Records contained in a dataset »

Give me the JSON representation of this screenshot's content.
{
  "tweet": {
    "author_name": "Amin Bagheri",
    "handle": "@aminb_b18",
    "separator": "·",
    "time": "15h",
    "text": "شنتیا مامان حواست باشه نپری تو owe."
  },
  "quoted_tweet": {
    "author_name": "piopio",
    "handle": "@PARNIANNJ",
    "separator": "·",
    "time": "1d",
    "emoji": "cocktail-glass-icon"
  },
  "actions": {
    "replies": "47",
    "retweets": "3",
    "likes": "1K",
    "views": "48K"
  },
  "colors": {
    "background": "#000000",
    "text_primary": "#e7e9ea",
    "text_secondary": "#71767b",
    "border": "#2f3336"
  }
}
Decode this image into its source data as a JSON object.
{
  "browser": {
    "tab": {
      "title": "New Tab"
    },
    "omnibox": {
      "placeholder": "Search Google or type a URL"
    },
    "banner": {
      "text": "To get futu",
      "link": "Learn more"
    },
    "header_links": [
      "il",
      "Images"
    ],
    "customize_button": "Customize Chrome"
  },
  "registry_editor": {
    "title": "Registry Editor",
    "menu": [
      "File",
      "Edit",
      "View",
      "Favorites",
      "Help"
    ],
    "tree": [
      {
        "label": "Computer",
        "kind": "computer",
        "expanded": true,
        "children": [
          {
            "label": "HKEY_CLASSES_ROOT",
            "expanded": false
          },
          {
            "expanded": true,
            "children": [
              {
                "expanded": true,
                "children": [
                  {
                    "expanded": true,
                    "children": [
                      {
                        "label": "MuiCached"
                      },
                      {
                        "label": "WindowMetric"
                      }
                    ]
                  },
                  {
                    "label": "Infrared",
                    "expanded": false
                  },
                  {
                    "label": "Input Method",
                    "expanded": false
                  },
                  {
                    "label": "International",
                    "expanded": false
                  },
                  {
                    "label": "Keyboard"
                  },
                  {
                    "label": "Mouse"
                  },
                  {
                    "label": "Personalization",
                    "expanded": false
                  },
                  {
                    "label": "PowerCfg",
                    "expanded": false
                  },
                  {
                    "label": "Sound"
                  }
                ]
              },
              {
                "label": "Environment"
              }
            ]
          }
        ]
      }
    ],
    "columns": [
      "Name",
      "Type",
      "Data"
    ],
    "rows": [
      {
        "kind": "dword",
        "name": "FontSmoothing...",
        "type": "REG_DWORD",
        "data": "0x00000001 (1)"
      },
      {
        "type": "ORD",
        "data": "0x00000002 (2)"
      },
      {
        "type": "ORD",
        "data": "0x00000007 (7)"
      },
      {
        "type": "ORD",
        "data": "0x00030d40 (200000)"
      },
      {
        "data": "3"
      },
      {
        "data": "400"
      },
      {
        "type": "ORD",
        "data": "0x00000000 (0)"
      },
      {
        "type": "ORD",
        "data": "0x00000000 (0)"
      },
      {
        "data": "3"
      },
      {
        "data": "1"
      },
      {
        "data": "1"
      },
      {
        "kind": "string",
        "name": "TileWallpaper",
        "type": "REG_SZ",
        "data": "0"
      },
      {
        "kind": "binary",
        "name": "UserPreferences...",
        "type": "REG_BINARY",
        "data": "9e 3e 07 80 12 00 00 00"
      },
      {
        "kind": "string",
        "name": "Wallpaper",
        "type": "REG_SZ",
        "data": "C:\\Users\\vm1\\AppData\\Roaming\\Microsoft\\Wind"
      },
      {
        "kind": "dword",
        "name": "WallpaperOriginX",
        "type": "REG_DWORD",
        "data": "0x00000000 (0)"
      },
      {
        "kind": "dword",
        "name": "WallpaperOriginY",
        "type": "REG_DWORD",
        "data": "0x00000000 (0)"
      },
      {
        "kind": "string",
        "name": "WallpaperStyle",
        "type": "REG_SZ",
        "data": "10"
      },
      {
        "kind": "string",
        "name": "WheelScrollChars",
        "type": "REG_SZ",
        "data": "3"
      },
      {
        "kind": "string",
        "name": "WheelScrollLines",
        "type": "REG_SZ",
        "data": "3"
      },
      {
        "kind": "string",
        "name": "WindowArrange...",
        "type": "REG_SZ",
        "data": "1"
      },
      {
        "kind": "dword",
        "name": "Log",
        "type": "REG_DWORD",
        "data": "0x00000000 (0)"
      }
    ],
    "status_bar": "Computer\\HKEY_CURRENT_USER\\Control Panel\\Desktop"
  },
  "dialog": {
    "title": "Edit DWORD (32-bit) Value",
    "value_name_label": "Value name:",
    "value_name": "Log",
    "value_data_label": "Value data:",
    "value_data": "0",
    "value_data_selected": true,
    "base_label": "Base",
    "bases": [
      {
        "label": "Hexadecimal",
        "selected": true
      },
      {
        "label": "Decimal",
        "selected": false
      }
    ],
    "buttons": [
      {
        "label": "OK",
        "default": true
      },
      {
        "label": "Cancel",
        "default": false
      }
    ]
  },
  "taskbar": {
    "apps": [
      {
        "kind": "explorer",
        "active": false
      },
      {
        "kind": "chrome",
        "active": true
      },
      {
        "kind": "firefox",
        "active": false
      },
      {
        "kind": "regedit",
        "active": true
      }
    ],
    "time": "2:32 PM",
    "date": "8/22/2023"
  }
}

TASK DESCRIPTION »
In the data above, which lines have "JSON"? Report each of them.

SOLVED PROBLEM »
Give me the JSON representation of this screenshot's content.
Decode this image into its source data as a JSON object.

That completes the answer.